Sometimes it all just clicks. When there are no expectations. And you learn something new (that your horse has been trying to teach you for years.)

morning light

I've done this trail more than 20 times in the last few years. And of course, so has Major. So it is sometimes a bit of a slog to get him interested. He is difficult to condition, he sees no benefit from repeated loops, going away from home, seeing the same trail, etc.

autumn light

But this time was different. I think the difference was we're not conditioning. I have no expectations. I have nothing on our calendar. We were on the trail JUST for fun. And he somehow knew it.

Heading out in the early morning, sun already high but a tinge of fall in the air, no one on trail, he ate trail for breakfast and left behind us a small cloud of dust.

lush river bend

The usually busy canyon bridge empty. River below quiet. Cantering across No Hands with no one in sight.

quiet canyon bridge

this is the little "waterfall" that people hike to!

Heading up the other side of the canyon. A few runners. All of us in our moment, sharing these trails we're so lucky to have. Major wanting to continue, but we didn't need 20 miles. I turned him around at the top of the other canyon, he reluctantly listened but would have happily continued.

shady side

posing in NEW halter bridle!

Back down I got off to hike. Which he hates (dragging him behind me). It occurred to me, click!…why not tail down the hill? It isn't too steep, he was listening nicely, and maybe I finally listened too.

Major: I've got this

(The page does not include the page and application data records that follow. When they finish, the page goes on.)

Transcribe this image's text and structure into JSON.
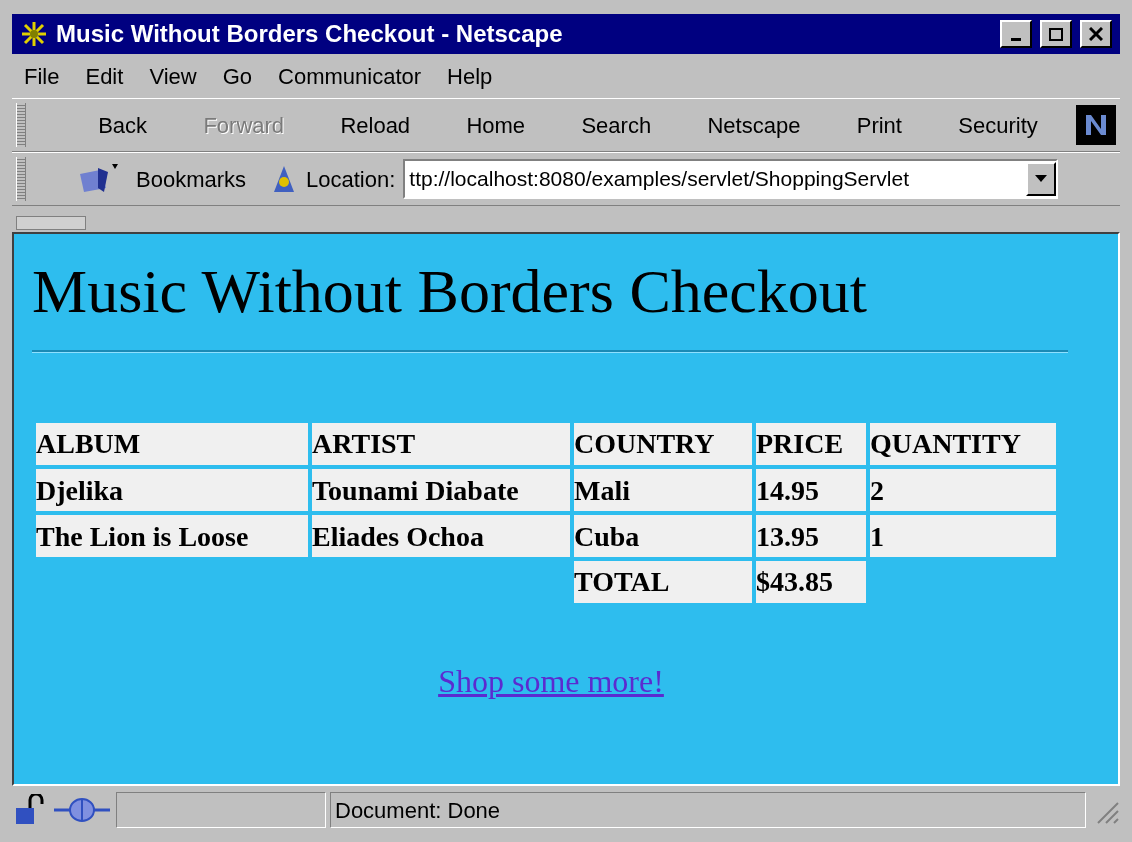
{
  "window": {
    "title": "Music Without Borders Checkout - Netscape"
  },
  "menu": [
    "File",
    "Edit",
    "View",
    "Go",
    "Communicator",
    "Help"
  ],
  "toolbar": [
    {
      "label": "Back",
      "disabled": false
    },
    {
      "label": "Forward",
      "disabled": true
    },
    {
      "label": "Reload",
      "disabled": false
    },
    {
      "label": "Home",
      "disabled": false
    },
    {
      "label": "Search",
      "disabled": false
    },
    {
      "label": "Netscape",
      "disabled": false
    },
    {
      "label": "Print",
      "disabled": false
    },
    {
      "label": "Security",
      "disabled": false
    }
  ],
  "location_bar": {
    "bookmarks": "Bookmarks",
    "label": "Location:",
    "value": "ttp://localhost:8080/examples/servlet/ShoppingServlet"
  },
  "page": {
    "heading": "Music Without Borders Checkout",
    "table": {
      "columns": [
        "ALBUM",
        "ARTIST",
        "COUNTRY",
        "PRICE",
        "QUANTITY"
      ],
      "rows": [
        [
          "Djelika",
          "Tounami Diabate",
          "Mali",
          "14.95",
          "2"
        ],
        [
          "The Lion is Loose",
          "Eliades Ochoa",
          "Cuba",
          "13.95",
          "1"
        ]
      ],
      "total": {
        "label": "TOTAL",
        "value": "$43.85"
      }
    },
    "link": "Shop some more!"
  },
  "status_bar": {
    "text": "Document: Done"
  }
}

Because he loved it. Power walking down the hill that is usually a horribly slow slog, nicely waiting as runners came down more quickly and passed us.

He did try to detour us up the steep Pig Farm trail. He loves that damn trail, though it wasn't heading home, so I lead us past while he longingly looked at his missed opportunity. At the bottom of the canyon I got back on to cross No Hands again.

not going there

And the trails were still pretty quiet. Runners and hikers, well behaved dogs, but none of the madness that has been other weekends. Major brought his own excitement, not pulling, just having fun moving down the trail at speed, working together.

Major wanting to chase the runner

Almost back, we passed the half-mile marker to the staging area. I dropped the reins. The reins lay on Major's neck, within reach, but unneeded. And Major continued boldly on, happily powering along. I felt like we were flying…click.

coming home